The outbreak of bubonic plague that ravaged England during 1665 and 1666 claimed roughly one-fifth of London’s population and as much as one-third of the inhabitants of some surrounding rural villages. Porter’s The Great Plague takes a close look–not at the nature of the disease, its effects, or how it was transmitted–but instead at the effects it had on the way people lived from day to day in the midst of this frightening reminder of their own mortality.
The ways that both public officials and private citizens reacted to the plague varied from noble to pathetic. The village of Eyam voluntarily quarantined itself to prevent the disease from spreading to nearby communities and, unwilling to leave, a third of the population died. In London, on the other hand, wealthy citizens who could afford to travel or who had country estates as retreats fled the city, leaving the poorer inhabitants to their fates. One account of the plague, written shortly after it had passed, noted, “The greatest number of those who died consisted of women and children, and the lowest and poorest sort of people,” and concluded with apparent relief that the victims included “not many of wealth or quality or of much conversation. . . .”
The story of the disease’s social impact and of medical science’s inability to cope overflows with poignant and heartrending necessities. The need to isolate the sick from the well, for example, led to the construction of “pesthouses” to which anyone exhibiting the slightest signs of illness were often whisked away. We will never know just how many unfortunate sufferers of nothing more serious than a headache died after being confined among scores of plague victims, but one contemporary writer estimated that “Infection may have killed its thousands, but shutting up hath killed its ten thousands.”
Other sufferers were locked up in their own homes and became dependent on neighbours for food and other necessities. The consequences of being identified as a plague victim were so severe and unfortunate that many deaths were apparently attributed to other causes in official records.

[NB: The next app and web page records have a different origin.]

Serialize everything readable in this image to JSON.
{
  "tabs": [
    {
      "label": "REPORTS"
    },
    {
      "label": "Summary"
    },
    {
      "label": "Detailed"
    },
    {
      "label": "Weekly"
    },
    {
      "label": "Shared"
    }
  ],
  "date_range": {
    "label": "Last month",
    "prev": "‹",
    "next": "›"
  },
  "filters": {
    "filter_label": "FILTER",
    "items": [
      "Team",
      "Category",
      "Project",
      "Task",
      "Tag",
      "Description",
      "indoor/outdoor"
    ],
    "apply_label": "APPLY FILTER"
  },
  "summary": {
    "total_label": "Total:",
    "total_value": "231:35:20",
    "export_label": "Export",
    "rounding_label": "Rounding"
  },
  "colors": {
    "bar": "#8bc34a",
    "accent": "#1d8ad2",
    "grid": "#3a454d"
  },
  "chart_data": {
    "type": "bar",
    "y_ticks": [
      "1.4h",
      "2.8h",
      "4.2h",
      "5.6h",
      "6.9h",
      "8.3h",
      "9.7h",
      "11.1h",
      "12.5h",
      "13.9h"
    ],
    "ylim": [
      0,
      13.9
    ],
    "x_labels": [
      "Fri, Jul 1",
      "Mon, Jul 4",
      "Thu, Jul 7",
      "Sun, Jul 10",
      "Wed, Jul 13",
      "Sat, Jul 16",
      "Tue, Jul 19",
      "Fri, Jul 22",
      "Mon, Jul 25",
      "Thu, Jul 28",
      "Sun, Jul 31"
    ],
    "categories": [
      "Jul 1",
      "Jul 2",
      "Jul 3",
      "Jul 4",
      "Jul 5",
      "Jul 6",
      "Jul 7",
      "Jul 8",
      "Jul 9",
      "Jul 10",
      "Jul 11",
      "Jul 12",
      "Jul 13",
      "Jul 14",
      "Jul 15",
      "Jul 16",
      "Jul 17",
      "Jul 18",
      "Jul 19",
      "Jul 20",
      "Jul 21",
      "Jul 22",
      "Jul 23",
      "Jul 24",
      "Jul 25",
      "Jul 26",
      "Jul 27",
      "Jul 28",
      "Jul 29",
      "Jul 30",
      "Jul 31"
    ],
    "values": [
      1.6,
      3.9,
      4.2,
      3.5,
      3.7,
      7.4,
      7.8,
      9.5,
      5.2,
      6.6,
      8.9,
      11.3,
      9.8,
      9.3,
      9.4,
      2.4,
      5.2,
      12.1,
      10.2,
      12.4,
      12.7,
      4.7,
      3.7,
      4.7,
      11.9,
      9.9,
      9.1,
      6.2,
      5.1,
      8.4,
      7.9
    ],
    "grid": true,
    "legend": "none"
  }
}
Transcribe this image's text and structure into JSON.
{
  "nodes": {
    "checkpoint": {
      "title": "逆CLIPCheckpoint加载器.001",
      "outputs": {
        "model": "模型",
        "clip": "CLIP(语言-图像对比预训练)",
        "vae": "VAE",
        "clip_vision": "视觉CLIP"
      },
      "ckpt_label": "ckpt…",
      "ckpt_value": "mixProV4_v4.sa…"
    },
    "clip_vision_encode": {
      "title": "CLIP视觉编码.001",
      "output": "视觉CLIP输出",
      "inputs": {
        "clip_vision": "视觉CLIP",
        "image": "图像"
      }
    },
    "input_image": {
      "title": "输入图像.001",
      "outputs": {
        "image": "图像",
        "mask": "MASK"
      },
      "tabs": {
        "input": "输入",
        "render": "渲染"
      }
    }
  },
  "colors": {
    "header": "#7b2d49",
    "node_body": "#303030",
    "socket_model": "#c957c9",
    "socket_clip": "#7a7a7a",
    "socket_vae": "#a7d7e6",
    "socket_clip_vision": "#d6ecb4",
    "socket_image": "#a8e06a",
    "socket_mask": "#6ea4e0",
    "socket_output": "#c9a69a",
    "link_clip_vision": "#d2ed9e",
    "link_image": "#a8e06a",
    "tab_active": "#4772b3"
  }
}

This led to uncertainty over how badly areas might be affected, and to delays in implementing remedial policies.
The policies enacted to deal with the plague were minimally effective from the start. Such preventive measures as carrying nosegays and smoking tobacco appear again and again in the records, along with occasional instructions that all dogs and cats be killed. Only rarely were rats included among the list of animals to be destroyed.
Porter includes plenty of statistics to develop reasonable estimates of the numbers of deaths in various locations, the rates at which the population recovered afterwards, and so forth, but the real insight this book provides is into the way the English people reacted, for better or for worse, in the face of a threat that they could explain often only by attributing it to divine judgment.